As a ghostwriter, I often get emails and calls from potential clients who say, “People tell me my life story would make a great book.”
Comments like this tell me they’re not ready to write a book yet (though they may be someday). Writing a book is a big undertaking, on par with launching a startup or having a new baby. No one takes on a big commitment like that because other people think it’s a good idea. It’s too much work. It’s only worth writing a book because it’s so important to you that nothing could stop you, except circumstances beyond your control…because you will be tempted to stop writing many times during the process. It’s hard.
Even if you have that intense desire—backed up by a commitment to action—it’s also important to have a strong sense of purpose for writing the book. I’ve found that the most successful entrepreneurship authors—whether they run one-person businesses or fast-growing startups—address three key questions in their minds before they start writing.
- What gap in the marketplace does it address? Just as a product will do best if it brings unexpected joy to your target customers or solves a vexing problem for them, your book will be most compelling if it provides a unique answer to an important question that readers are trying to solve (and can’t find elsewhere) or is so entertaining that they can’t put it down. It’s not always easy to figure out what gap you can fill, but no one says you have to answer that question on your own. Doing some market research in online bookstores will help you to understand the conversation that authors are having in print about the topic you plan to write about so you can figure out where you can move that dialogue forward.

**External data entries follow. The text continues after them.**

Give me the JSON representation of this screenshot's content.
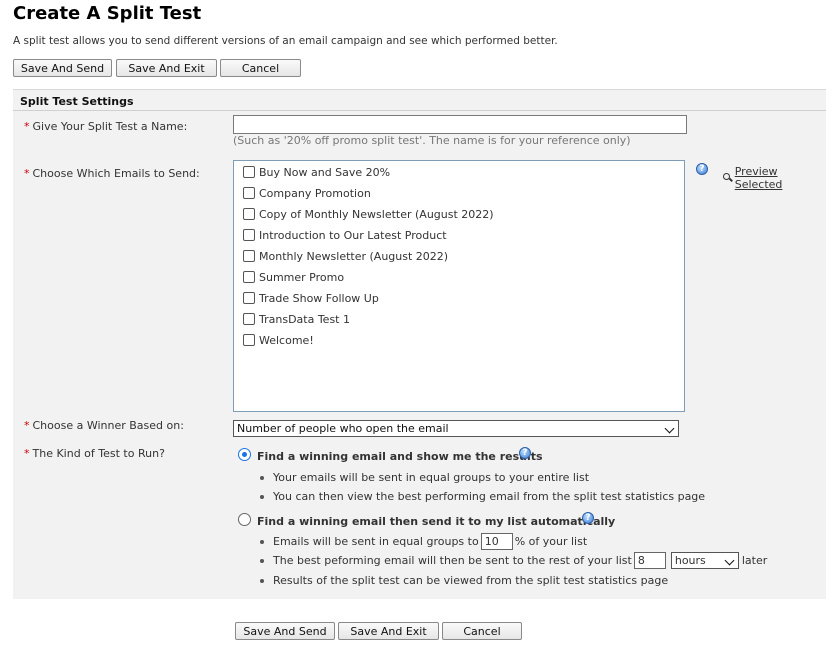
{
  "page": {
    "title": "Create A Split Test",
    "intro": "A split test allows you to send different versions of an email campaign and see which performed better."
  },
  "toolbar": {
    "save_and_send": "Save And Send",
    "save_and_exit": "Save And Exit",
    "cancel": "Cancel"
  },
  "settings": {
    "heading": "Split Test Settings",
    "required_mark": "*",
    "name_label": "Give Your Split Test a Name:",
    "name_value": "",
    "name_hint": "(Such as '20% off promo split test'. The name is for your reference only)",
    "emails_label": "Choose Which Emails to Send:",
    "emails": [
      {
        "label": "Buy Now and Save 20%",
        "checked": false
      },
      {
        "label": "Company Promotion",
        "checked": false
      },
      {
        "label": "Copy of Monthly Newsletter (August 2022)",
        "checked": false
      },
      {
        "label": "Introduction to Our Latest Product",
        "checked": false
      },
      {
        "label": "Monthly Newsletter (August 2022)",
        "checked": false
      },
      {
        "label": "Summer Promo",
        "checked": false
      },
      {
        "label": "Trade Show Follow Up",
        "checked": false
      },
      {
        "label": "TransData Test 1",
        "checked": false
      },
      {
        "label": "Welcome!",
        "checked": false
      }
    ],
    "preview_selected": "Preview Selected",
    "winner_label": "Choose a Winner Based on:",
    "winner_value": "Number of people who open the email",
    "kind_label": "The Kind of Test to Run?",
    "option_manual": {
      "title": "Find a winning email and show me the results",
      "selected": true,
      "bullets": [
        "Your emails will be sent in equal groups to your entire list",
        "You can then view the best performing email from the split test statistics page"
      ]
    },
    "option_auto": {
      "title": "Find a winning email then send it to my list automatically",
      "selected": false,
      "bullet1_prefix": "Emails will be sent in equal groups to",
      "percent_value": "10",
      "bullet1_suffix": "% of your list",
      "bullet2_prefix": "The best peforming email will then be sent to the rest of your list",
      "delay_value": "8",
      "delay_unit": "hours",
      "bullet2_suffix": "later",
      "bullet3": "Results of the split test can be viewed from the split test statistics page"
    }
  },
  "icons": {
    "help": "help-icon",
    "preview": "magnifier-icon"
  },
  "colors": {
    "panel_bg": "#f2f2f2",
    "required": "#cc0000",
    "radio_accent": "#1a73e8"
  }
}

- Why does it need to be published now? Timing is everything when it comes to new product releases—and though books are creative works, they are ultimately products, too. If you can’t think of a compelling reason your book must be written now, hold off until you have a “Why now?” Often, one way to uncover it is to ask yourself what current opportunities your book will help readers to go after or what pain points will it help them to avoid. These should be timely enough to make the book a must-read now but not so time-sensitive that they’ll seem dated in a two or three years—which is how long it takes many books to go from the germ of an idea to a published work.
- How is this book about the reader, rather than me? A book is a great way to express yourself, but it’s important to remember that, ultimately, readers will be looking to find out something about themselves from it. It’ll be easier to connect with them through your book if you give plenty of thought to what they’ll get out of it and how they’ll feel when reading it. It’s similar to welcoming guests to your home. The more you can show them a great time and keep them interested and entertained, the more likely it is that they’ll stay a little longer and come back again soon.
Forbes – Entrepreneurs